**WHAT IS REQUIRED:** Output every record word for word.

START DATA SHOWN

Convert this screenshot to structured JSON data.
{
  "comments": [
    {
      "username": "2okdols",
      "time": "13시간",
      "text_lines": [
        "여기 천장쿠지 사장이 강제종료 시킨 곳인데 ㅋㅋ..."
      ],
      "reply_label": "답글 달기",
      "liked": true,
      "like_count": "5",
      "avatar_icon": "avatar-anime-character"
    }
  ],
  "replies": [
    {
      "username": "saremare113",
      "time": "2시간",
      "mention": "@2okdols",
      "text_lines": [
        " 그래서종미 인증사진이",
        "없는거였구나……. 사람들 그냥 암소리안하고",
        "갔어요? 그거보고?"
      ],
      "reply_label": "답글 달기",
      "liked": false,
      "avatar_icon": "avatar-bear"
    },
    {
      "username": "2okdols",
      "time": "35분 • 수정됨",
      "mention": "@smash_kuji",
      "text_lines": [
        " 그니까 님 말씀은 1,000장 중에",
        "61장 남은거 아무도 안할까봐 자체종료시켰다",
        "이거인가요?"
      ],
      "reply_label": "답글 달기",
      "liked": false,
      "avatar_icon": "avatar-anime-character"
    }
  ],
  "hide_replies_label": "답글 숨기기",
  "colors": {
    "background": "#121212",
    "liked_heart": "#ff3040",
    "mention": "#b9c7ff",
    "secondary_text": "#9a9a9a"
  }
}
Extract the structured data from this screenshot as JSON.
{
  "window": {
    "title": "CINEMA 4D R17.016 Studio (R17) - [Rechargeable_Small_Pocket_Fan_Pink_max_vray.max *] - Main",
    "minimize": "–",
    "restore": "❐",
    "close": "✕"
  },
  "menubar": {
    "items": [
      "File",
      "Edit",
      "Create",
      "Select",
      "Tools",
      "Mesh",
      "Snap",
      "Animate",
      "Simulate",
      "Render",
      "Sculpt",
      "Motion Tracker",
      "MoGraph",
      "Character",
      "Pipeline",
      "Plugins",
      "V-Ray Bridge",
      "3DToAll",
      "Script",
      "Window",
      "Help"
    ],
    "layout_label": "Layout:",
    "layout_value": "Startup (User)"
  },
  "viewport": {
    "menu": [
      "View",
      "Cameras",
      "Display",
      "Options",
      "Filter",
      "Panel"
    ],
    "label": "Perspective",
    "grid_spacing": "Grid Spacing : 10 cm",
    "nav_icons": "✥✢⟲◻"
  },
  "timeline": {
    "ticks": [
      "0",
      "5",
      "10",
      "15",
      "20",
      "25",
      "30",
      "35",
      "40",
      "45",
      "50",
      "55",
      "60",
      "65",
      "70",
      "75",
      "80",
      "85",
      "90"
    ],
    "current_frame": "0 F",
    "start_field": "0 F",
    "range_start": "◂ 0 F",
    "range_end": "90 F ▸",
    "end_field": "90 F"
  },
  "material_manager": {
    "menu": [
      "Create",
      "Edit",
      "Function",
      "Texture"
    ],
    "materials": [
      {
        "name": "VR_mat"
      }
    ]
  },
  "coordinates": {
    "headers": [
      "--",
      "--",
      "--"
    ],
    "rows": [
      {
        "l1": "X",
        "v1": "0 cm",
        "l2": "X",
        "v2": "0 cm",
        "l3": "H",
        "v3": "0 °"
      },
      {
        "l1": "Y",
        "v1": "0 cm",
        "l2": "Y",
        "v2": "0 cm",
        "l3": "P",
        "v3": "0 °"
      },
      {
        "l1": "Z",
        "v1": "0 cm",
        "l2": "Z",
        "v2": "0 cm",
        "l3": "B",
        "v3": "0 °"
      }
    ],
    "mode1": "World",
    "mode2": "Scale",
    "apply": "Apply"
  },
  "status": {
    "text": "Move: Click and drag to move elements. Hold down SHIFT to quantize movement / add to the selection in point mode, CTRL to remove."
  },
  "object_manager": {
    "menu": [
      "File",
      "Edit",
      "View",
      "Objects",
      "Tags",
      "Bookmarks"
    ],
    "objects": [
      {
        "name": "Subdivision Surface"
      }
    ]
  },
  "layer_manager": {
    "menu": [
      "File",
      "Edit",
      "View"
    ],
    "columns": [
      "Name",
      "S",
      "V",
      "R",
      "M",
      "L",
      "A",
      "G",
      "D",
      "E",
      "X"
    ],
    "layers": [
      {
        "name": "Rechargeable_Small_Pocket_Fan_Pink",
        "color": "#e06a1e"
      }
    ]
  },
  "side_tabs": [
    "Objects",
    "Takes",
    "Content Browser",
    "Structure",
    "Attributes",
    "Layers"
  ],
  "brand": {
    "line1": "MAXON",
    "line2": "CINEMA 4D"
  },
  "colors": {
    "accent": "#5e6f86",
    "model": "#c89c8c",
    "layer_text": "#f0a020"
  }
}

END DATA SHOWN

**SOLUTION:**
Convert this screenshot to structured JSON data.
{
  "comments": [
    {
      "username": "2okdols",
      "time": "13시간",
      "text_lines": [
        "여기 천장쿠지 사장이 강제종료 시킨 곳인데 ㅋㅋ..."
      ],
      "reply_label": "답글 달기",
      "liked": true,
      "like_count": "5",
      "avatar_icon": "avatar-anime-character"
    }
  ],
  "replies": [
    {
      "username": "saremare113",
      "time": "2시간",
      "mention": "@2okdols",
      "text_lines": [
        " 그래서종미 인증사진이",
        "없는거였구나……. 사람들 그냥 암소리안하고",
        "갔어요? 그거보고?"
      ],
      "reply_label": "답글 달기",
      "liked": false,
      "avatar_icon": "avatar-bear"
    },
    {
      "username": "2okdols",
      "time": "35분 • 수정됨",
      "mention": "@smash_kuji",
      "text_lines": [
        " 그니까 님 말씀은 1,000장 중에",
        "61장 남은거 아무도 안할까봐 자체종료시켰다",
        "이거인가요?"
      ],
      "reply_label": "답글 달기",
      "liked": false,
      "avatar_icon": "avatar-anime-character"
    }
  ],
  "hide_replies_label": "답글 숨기기",
  "colors": {
    "background": "#121212",
    "liked_heart": "#ff3040",
    "mention": "#b9c7ff",
    "secondary_text": "#9a9a9a"
  }
}
Extract the structured data from this screenshot as JSON.
{
  "window": {
    "title": "CINEMA 4D R17.016 Studio (R17) - [Rechargeable_Small_Pocket_Fan_Pink_max_vray.max *] - Main",
    "minimize": "–",
    "restore": "❐",
    "close": "✕"
  },
  "menubar": {
    "items": [
      "File",
      "Edit",
      "Create",
      "Select",
      "Tools",
      "Mesh",
      "Snap",
      "Animate",
      "Simulate",
      "Render",
      "Sculpt",
      "Motion Tracker",
      "MoGraph",
      "Character",
      "Pipeline",
      "Plugins",
      "V-Ray Bridge",
      "3DToAll",
      "Script",
      "Window",
      "Help"
    ],
    "layout_label": "Layout:",
    "layout_value": "Startup (User)"
  },
  "viewport": {
    "menu": [
      "View",
      "Cameras",
      "Display",
      "Options",
      "Filter",
      "Panel"
    ],
    "label": "Perspective",
    "grid_spacing": "Grid Spacing : 10 cm",
    "nav_icons": "✥✢⟲◻"
  },
  "timeline": {
    "ticks": [
      "0",
      "5",
      "10",
      "15",
      "20",
      "25",
      "30",
      "35",
      "40",
      "45",
      "50",
      "55",
      "60",
      "65",
      "70",
      "75",
      "80",
      "85",
      "90"
    ],
    "current_frame": "0 F",
    "start_field": "0 F",
    "range_start": "◂ 0 F",
    "range_end": "90 F ▸",
    "end_field": "90 F"
  },
  "material_manager": {
    "menu": [
      "Create",
      "Edit",
      "Function",
      "Texture"
    ],
    "materials": [
      {
        "name": "VR_mat"
      }
    ]
  },
  "coordinates": {
    "headers": [
      "--",
      "--",
      "--"
    ],
    "rows": [
      {
        "l1": "X",
        "v1": "0 cm",
        "l2": "X",
        "v2": "0 cm",
        "l3": "H",
        "v3": "0 °"
      },
      {
        "l1": "Y",
        "v1": "0 cm",
        "l2": "Y",
        "v2": "0 cm",
        "l3": "P",
        "v3": "0 °"
      },
      {
        "l1": "Z",
        "v1": "0 cm",
        "l2": "Z",
        "v2": "0 cm",
        "l3": "B",
        "v3": "0 °"
      }
    ],
    "mode1": "World",
    "mode2": "Scale",
    "apply": "Apply"
  },
  "status": {
    "text": "Move: Click and drag to move elements. Hold down SHIFT to quantize movement / add to the selection in point mode, CTRL to remove."
  },
  "object_manager": {
    "menu": [
      "File",
      "Edit",
      "View",
      "Objects",
      "Tags",
      "Bookmarks"
    ],
    "objects": [
      {
        "name": "Subdivision Surface"
      }
    ]
  },
  "layer_manager": {
    "menu": [
      "File",
      "Edit",
      "View"
    ],
    "columns": [
      "Name",
      "S",
      "V",
      "R",
      "M",
      "L",
      "A",
      "G",
      "D",
      "E",
      "X"
    ],
    "layers": [
      {
        "name": "Rechargeable_Small_Pocket_Fan_Pink",
        "color": "#e06a1e"
      }
    ]
  },
  "side_tabs": [
    "Objects",
    "Takes",
    "Content Browser",
    "Structure",
    "Attributes",
    "Layers"
  ],
  "brand": {
    "line1": "MAXON",
    "line2": "CINEMA 4D"
  },
  "colors": {
    "accent": "#5e6f86",
    "model": "#c89c8c",
    "layer_text": "#f0a020"
  }
}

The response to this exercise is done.